Homework 07

Due Wednesday, 24 November, 10:10am. Please hand it in to Hossein before the beginning of the exercise session.

Problem 1

If the following programs type-check according to the rules given in the course, give the corresponding type derivation tree, otherwise give a partial tree that shows where it doesn’t work.

a) Assume the types Pos and Neg are defined as described in the lecture.

  def func1( f: Pos => Int): Int = f(5)
  def func2( f: Int): Neg = -5
  val z: Pos = func1(func2)

b) Note that Lists are immutable collections in Scala.

  class A
  class B extends A
  class C extends B
  def func1( a: (List[B],List[C]) => List[A]): B
  def func2( a: List[A], b: List[A]): List[C]
  val a: Array[A]
  a(0) = func1(func2)

Problem 2

Recall the TOOTOOL language as defined in the lecture notes. This language supports the following types:

  • Int
  • Pos <: Int
  • Neg <: Int

We slightly change the syntax of the TOOTOOL language so that it allows just multiplication and exponentiation. The new language has the following BNF syntax.

S::=VarDeclaration* Assignment*
VarDeclaration::=var Identifier: Type
Assignment::=Identifier = Expression
Expression::=Factor ((* | ^) Factor)?
Factor ::=IntegerLiteral | Variable

The goal of this exercise is to find a sound type system so that the program never evaluates an expression which has exponentiation by a negative number.
The state of a program at each moment consists of a mapping from its variables to an Int, Pos, or Neg number. Initially all the Int variables have the value 0, the Pos variables have the value 1 and the Neg variables have the value -1.
Given an initial state, we can define the computation of a program. A computation is a series of consecutive configurations of the program. A configuration contains the commands to be executed and the current state. Given a set of assignment commands and an initial state, a computation proceeds following a set of inference rules.

As an example, consider the following piece of code.

  var x: Int
  var y: Pos
  x = 2
  y = 3
  x = x ^ y

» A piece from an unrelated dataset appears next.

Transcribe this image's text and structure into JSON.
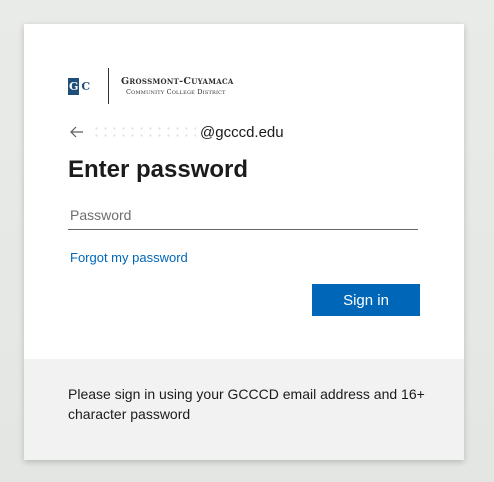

The initial state as mentioned above is $ \Sigma= \{x \rightarrow 0, y \rightarrow 1\}$. The computation of the program is as the following.
$(x = 2;y = 3;x = x ^ y , \{x \rightarrow 0, y \rightarrow 1\}) \longrightarrow $
$(y = 3;x = x ^ y , \{x \rightarrow 2, y \rightarrow 1\}) \longrightarrow$
$(x = x ^ y , \{x \rightarrow 2, y \rightarrow 3\} \longrightarrow $
$( , \{x \rightarrow 8, y \rightarrow 3\})$

The inference rules are defined using the evaluation function $f_\Sigma$ that evaluates an expression in a give state $\Sigma$.

  • $f_{\Sigma}(Variable) = \Sigma(Variable)$
  • $f_{\Sigma}(IntegerLiteral) = IntegerLiteral$
  • $f_{\Sigma}(Factor_1 \hat\ Factor_2) = f_{\Sigma}(Factor_1) \hat\ f_{\Sigma}(Factor_2)$
  • $f_{\Sigma}(Factor_1 * Factor_2) = f_{\Sigma}(Factor_1) * f_{\Sigma}(Factor_2)$

We have the following inference rule in this version of the TOOTOOL program.

  • $( variable = expression;s_1;\cdots;s_n , \Sigma) \longrightarrow (s_1;\cdots;s_n , \Sigma \oplus \{variable\mapsto f_{\Sigma}(expression)\})$

Assume that we have the configuration $c = (p,\Sigma)$ at some point of computation. We say $c$ is very good if the following two criteria holds.

  • The program $p$ is type checked according to the type checking rules.
  • Each variable in $\Sigma$ belongs to the domain determined by its type (if z:Pos, then z is strictly positive).

a) Give the type checking rules that express the properties of multiplication and exponentiation in this setting.
b) Show that if a configuration is very good, after one step of computation according to the inference rule it remains very good in the next configuration.
If your type system of part a does not obey this behavior, you should change it.
c) Use induction to prove that the program never attempts to compute $x^y$ with a negative value $y$.